Go through the data below and retype all of it exactly.

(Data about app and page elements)
──────────────────────────────
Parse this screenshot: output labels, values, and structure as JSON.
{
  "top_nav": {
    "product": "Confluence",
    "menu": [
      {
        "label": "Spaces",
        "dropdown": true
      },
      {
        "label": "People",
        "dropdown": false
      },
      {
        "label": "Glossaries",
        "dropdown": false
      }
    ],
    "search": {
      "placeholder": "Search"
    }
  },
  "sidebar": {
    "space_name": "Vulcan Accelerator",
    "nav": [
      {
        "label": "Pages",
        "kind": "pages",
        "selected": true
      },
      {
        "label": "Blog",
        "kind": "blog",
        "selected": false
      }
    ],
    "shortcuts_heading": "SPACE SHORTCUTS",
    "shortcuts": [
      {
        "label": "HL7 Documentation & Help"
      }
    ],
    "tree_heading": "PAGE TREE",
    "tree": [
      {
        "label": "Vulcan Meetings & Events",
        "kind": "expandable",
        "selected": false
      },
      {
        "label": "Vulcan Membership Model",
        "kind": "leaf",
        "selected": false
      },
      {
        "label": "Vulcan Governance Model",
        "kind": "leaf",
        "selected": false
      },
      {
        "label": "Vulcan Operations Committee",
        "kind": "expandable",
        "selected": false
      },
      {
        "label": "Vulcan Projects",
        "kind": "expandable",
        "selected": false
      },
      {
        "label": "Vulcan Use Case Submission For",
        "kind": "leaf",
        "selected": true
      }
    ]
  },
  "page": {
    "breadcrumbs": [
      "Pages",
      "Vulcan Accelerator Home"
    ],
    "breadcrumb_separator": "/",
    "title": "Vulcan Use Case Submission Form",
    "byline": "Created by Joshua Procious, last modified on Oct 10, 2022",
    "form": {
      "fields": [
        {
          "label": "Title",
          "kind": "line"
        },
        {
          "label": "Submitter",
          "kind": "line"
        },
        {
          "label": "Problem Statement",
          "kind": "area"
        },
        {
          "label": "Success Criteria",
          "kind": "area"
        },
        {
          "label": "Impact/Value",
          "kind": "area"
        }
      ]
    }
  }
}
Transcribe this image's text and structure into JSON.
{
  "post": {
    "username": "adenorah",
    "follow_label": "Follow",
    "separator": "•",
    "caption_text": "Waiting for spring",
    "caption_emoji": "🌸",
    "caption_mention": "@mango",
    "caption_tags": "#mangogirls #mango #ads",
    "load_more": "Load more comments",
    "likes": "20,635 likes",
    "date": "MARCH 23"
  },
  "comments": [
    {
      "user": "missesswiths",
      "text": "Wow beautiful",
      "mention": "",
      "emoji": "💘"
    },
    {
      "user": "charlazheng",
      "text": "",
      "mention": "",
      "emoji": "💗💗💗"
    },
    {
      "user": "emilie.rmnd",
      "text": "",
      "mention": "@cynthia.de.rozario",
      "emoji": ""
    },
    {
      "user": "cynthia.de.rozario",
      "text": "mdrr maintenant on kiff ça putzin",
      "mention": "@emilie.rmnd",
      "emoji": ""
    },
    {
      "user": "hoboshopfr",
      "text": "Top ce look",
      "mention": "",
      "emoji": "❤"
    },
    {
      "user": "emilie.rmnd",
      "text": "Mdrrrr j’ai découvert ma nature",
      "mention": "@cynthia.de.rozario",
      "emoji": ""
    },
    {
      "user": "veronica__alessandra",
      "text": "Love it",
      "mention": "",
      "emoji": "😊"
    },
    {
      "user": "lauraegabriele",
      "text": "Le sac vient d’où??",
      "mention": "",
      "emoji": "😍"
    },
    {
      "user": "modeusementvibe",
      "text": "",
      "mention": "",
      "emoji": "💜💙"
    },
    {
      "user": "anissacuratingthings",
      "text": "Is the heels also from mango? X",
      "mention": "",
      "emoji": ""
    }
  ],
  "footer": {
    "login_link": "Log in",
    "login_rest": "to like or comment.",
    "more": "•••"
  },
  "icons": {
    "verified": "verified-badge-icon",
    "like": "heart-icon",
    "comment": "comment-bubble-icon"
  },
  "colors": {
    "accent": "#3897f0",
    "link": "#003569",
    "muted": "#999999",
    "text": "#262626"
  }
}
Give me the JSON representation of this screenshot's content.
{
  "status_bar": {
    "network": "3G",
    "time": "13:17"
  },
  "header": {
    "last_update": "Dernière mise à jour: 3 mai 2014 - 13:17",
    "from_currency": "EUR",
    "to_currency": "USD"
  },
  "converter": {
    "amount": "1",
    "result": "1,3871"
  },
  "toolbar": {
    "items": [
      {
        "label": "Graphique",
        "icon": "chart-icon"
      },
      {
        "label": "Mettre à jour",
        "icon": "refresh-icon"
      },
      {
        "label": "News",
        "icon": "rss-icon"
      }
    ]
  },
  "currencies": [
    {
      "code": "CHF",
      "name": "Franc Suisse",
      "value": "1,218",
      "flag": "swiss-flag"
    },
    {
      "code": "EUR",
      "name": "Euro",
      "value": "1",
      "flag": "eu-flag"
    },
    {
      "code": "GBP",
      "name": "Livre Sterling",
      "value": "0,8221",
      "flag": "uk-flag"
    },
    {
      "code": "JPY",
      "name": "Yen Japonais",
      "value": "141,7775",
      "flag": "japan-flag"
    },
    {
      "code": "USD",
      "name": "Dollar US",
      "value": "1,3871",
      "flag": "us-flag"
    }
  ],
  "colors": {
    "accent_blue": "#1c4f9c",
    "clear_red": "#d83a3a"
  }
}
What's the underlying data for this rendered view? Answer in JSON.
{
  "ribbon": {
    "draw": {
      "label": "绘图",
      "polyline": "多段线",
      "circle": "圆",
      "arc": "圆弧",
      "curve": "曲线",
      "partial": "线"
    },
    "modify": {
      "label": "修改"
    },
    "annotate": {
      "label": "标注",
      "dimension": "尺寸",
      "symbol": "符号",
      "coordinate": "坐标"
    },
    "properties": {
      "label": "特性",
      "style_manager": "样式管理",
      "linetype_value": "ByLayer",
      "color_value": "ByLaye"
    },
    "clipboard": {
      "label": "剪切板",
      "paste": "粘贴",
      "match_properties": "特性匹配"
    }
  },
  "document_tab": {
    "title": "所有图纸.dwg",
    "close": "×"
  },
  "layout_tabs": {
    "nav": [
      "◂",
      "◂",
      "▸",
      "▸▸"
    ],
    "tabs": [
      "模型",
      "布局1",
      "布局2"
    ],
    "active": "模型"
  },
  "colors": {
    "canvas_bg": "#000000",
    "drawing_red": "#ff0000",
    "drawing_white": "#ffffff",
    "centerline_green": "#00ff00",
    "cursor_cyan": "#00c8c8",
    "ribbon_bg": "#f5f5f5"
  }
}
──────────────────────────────
§ RESULT BELOW:
Parse this screenshot: output labels, values, and structure as JSON.
{
  "top_nav": {
    "product": "Confluence",
    "menu": [
      {
        "label": "Spaces",
        "dropdown": true
      },
      {
        "label": "People",
        "dropdown": false
      },
      {
        "label": "Glossaries",
        "dropdown": false
      }
    ],
    "search": {
      "placeholder": "Search"
    }
  },
  "sidebar": {
    "space_name": "Vulcan Accelerator",
    "nav": [
      {
        "label": "Pages",
        "kind": "pages",
        "selected": true
      },
      {
        "label": "Blog",
        "kind": "blog",
        "selected": false
      }
    ],
    "shortcuts_heading": "SPACE SHORTCUTS",
    "shortcuts": [
      {
        "label": "HL7 Documentation & Help"
      }
    ],
    "tree_heading": "PAGE TREE",
    "tree": [
      {
        "label": "Vulcan Meetings & Events",
        "kind": "expandable",
        "selected": false
      },
      {
        "label": "Vulcan Membership Model",
        "kind": "leaf",
        "selected": false
      },
      {
        "label": "Vulcan Governance Model",
        "kind": "leaf",
        "selected": false
      },
      {
        "label": "Vulcan Operations Committee",
        "kind": "expandable",
        "selected": false
      },
      {
        "label": "Vulcan Projects",
        "kind": "expandable",
        "selected": false
      },
      {
        "label": "Vulcan Use Case Submission For",
        "kind": "leaf",
        "selected": true
      }
    ]
  },
  "page": {
    "breadcrumbs": [
      "Pages",
      "Vulcan Accelerator Home"
    ],
    "breadcrumb_separator": "/",
    "title": "Vulcan Use Case Submission Form",
    "byline": "Created by Joshua Procious, last modified on Oct 10, 2022",
    "form": {
      "fields": [
        {
          "label": "Title",
          "kind": "line"
        },
        {
          "label": "Submitter",
          "kind": "line"
        },
        {
          "label": "Problem Statement",
          "kind": "area"
        },
        {
          "label": "Success Criteria",
          "kind": "area"
        },
        {
          "label": "Impact/Value",
          "kind": "area"
        }
      ]
    }
  }
}
Transcribe this image's text and structure into JSON.
{
  "post": {
    "username": "adenorah",
    "follow_label": "Follow",
    "separator": "•",
    "caption_text": "Waiting for spring",
    "caption_emoji": "🌸",
    "caption_mention": "@mango",
    "caption_tags": "#mangogirls #mango #ads",
    "load_more": "Load more comments",
    "likes": "20,635 likes",
    "date": "MARCH 23"
  },
  "comments": [
    {
      "user": "missesswiths",
      "text": "Wow beautiful",
      "mention": "",
      "emoji": "💘"
    },
    {
      "user": "charlazheng",
      "text": "",
      "mention": "",
      "emoji": "💗💗💗"
    },
    {
      "user": "emilie.rmnd",
      "text": "",
      "mention": "@cynthia.de.rozario",
      "emoji": ""
    },
    {
      "user": "cynthia.de.rozario",
      "text": "mdrr maintenant on kiff ça putzin",
      "mention": "@emilie.rmnd",
      "emoji": ""
    },
    {
      "user": "hoboshopfr",
      "text": "Top ce look",
      "mention": "",
      "emoji": "❤"
    },
    {
      "user": "emilie.rmnd",
      "text": "Mdrrrr j’ai découvert ma nature",
      "mention": "@cynthia.de.rozario",
      "emoji": ""
    },
    {
      "user": "veronica__alessandra",
      "text": "Love it",
      "mention": "",
      "emoji": "😊"
    },
    {
      "user": "lauraegabriele",
      "text": "Le sac vient d’où??",
      "mention": "",
      "emoji": "😍"
    },
    {
      "user": "modeusementvibe",
      "text": "",
      "mention": "",
      "emoji": "💜💙"
    },
    {
      "user": "anissacuratingthings",
      "text": "Is the heels also from mango? X",
      "mention": "",
      "emoji": ""
    }
  ],
  "footer": {
    "login_link": "Log in",
    "login_rest": "to like or comment.",
    "more": "•••"
  },
  "icons": {
    "verified": "verified-badge-icon",
    "like": "heart-icon",
    "comment": "comment-bubble-icon"
  },
  "colors": {
    "accent": "#3897f0",
    "link": "#003569",
    "muted": "#999999",
    "text": "#262626"
  }
}
Give me the JSON representation of this screenshot's content.
{
  "status_bar": {
    "network": "3G",
    "time": "13:17"
  },
  "header": {
    "last_update": "Dernière mise à jour: 3 mai 2014 - 13:17",
    "from_currency": "EUR",
    "to_currency": "USD"
  },
  "converter": {
    "amount": "1",
    "result": "1,3871"
  },
  "toolbar": {
    "items": [
      {
        "label": "Graphique",
        "icon": "chart-icon"
      },
      {
        "label": "Mettre à jour",
        "icon": "refresh-icon"
      },
      {
        "label": "News",
        "icon": "rss-icon"
      }
    ]
  },
  "currencies": [
    {
      "code": "CHF",
      "name": "Franc Suisse",
      "value": "1,218",
      "flag": "swiss-flag"
    },
    {
      "code": "EUR",
      "name": "Euro",
      "value": "1",
      "flag": "eu-flag"
    },
    {
      "code": "GBP",
      "name": "Livre Sterling",
      "value": "0,8221",
      "flag": "uk-flag"
    },
    {
      "code": "JPY",
      "name": "Yen Japonais",
      "value": "141,7775",
      "flag": "japan-flag"
    },
    {
      "code": "USD",
      "name": "Dollar US",
      "value": "1,3871",
      "flag": "us-flag"
    }
  ],
  "colors": {
    "accent_blue": "#1c4f9c",
    "clear_red": "#d83a3a"
  }
}
What's the underlying data for this rendered view? Answer in JSON.
{
  "ribbon": {
    "draw": {
      "label": "绘图",
      "polyline": "多段线",
      "circle": "圆",
      "arc": "圆弧",
      "curve": "曲线",
      "partial": "线"
    },
    "modify": {
      "label": "修改"
    },
    "annotate": {
      "label": "标注",
      "dimension": "尺寸",
      "symbol": "符号",
      "coordinate": "坐标"
    },
    "properties": {
      "label": "特性",
      "style_manager": "样式管理",
      "linetype_value": "ByLayer",
      "color_value": "ByLaye"
    },
    "clipboard": {
      "label": "剪切板",
      "paste": "粘贴",
      "match_properties": "特性匹配"
    }
  },
  "document_tab": {
    "title": "所有图纸.dwg",
    "close": "×"
  },
  "layout_tabs": {
    "nav": [
      "◂",
      "◂",
      "▸",
      "▸▸"
    ],
    "tabs": [
      "模型",
      "布局1",
      "布局2"
    ],
    "active": "模型"
  },
  "colors": {
    "canvas_bg": "#000000",
    "drawing_red": "#ff0000",
    "drawing_white": "#ffffff",
    "centerline_green": "#00ff00",
    "cursor_cyan": "#00c8c8",
    "ribbon_bg": "#f5f5f5"
  }
}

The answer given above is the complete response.